(Source data)

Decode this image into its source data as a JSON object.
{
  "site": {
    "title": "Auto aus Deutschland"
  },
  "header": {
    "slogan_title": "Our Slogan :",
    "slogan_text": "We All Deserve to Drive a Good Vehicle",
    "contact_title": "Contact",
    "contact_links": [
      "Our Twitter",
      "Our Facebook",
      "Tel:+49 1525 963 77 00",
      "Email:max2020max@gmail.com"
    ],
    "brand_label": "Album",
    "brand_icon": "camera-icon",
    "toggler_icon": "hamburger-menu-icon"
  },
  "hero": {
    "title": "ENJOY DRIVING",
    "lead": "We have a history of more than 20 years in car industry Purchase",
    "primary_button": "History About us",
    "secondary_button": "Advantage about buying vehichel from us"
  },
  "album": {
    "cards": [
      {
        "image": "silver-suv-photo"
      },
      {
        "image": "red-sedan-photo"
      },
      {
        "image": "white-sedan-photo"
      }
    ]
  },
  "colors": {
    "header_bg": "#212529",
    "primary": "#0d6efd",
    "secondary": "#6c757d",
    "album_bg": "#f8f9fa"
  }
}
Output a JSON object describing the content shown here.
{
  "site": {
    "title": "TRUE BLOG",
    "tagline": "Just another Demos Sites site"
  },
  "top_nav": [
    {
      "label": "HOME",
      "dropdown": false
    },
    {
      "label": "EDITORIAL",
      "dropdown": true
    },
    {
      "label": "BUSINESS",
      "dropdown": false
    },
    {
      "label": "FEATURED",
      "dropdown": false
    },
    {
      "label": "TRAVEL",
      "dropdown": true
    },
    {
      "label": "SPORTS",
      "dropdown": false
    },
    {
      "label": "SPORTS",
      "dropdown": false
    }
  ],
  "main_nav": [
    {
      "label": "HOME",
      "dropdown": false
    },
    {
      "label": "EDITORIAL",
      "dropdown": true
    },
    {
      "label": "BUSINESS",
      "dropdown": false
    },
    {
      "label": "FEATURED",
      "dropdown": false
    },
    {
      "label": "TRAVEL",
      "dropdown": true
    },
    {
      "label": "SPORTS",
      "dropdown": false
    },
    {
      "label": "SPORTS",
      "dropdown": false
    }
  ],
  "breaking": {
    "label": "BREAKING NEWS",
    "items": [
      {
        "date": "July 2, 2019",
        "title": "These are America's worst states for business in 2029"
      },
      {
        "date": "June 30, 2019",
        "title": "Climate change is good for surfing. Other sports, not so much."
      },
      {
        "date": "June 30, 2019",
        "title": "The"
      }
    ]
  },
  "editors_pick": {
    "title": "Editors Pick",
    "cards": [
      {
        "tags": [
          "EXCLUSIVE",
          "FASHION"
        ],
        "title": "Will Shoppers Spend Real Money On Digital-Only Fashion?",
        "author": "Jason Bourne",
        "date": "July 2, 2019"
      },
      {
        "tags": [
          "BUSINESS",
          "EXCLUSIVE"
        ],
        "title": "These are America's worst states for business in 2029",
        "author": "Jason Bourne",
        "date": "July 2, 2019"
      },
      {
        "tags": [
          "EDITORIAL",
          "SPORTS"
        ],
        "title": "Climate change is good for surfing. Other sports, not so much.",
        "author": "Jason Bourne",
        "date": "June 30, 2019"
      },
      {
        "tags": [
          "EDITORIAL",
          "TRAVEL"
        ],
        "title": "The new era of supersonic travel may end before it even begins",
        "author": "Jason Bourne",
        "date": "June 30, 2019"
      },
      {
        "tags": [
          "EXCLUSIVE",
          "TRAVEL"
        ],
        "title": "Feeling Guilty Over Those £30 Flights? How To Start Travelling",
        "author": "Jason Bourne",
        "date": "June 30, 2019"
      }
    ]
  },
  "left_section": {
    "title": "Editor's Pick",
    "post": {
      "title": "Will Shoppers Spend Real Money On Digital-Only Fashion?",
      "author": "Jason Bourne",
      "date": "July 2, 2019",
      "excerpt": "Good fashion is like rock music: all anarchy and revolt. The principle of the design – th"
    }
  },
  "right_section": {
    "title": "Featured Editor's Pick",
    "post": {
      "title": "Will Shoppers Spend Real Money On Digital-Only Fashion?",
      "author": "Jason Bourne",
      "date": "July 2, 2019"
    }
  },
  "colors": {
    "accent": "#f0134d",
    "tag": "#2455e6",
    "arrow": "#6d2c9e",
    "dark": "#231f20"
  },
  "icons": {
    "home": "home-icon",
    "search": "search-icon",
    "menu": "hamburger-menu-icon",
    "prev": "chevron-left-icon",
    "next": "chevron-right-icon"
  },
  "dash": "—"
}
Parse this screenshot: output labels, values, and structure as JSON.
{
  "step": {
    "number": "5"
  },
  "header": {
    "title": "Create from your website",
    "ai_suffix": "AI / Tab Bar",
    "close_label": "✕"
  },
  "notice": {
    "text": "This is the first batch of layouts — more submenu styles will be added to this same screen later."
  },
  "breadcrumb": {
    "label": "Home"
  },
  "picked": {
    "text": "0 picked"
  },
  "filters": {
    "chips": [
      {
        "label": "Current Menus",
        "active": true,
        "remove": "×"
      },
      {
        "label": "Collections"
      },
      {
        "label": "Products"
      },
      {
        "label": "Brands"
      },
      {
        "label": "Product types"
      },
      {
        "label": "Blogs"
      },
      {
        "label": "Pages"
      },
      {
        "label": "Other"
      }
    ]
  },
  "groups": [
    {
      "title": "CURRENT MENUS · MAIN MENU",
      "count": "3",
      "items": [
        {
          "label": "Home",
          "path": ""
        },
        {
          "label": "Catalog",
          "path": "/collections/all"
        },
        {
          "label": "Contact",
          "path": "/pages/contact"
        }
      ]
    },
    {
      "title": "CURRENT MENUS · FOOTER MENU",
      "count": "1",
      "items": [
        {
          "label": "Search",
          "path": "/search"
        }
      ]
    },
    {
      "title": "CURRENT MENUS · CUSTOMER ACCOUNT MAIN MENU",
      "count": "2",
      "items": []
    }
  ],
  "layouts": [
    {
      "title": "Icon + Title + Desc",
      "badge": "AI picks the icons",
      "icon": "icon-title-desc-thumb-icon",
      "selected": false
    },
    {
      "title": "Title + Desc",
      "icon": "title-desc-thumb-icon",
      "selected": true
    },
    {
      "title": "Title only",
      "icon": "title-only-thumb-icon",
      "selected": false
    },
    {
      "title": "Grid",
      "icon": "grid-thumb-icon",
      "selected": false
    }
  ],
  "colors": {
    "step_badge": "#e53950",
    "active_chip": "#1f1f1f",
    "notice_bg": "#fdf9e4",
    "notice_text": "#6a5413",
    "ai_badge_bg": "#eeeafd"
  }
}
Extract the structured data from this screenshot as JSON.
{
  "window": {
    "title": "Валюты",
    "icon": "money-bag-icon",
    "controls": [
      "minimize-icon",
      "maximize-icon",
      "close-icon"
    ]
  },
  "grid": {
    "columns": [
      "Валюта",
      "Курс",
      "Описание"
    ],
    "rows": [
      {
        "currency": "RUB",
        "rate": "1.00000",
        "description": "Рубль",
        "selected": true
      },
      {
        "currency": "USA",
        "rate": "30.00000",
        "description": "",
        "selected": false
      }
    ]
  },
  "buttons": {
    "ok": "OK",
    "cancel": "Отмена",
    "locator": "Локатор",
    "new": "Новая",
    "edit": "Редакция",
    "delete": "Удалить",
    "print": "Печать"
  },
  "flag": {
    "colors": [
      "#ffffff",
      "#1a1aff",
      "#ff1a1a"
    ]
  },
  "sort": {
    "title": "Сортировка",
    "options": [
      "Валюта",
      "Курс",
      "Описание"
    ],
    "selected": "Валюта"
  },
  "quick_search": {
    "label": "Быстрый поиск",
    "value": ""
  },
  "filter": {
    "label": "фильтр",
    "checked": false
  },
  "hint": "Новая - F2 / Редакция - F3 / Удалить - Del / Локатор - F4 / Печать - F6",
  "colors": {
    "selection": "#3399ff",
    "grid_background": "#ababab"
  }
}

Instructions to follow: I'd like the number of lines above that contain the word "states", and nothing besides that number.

Exercise response: 2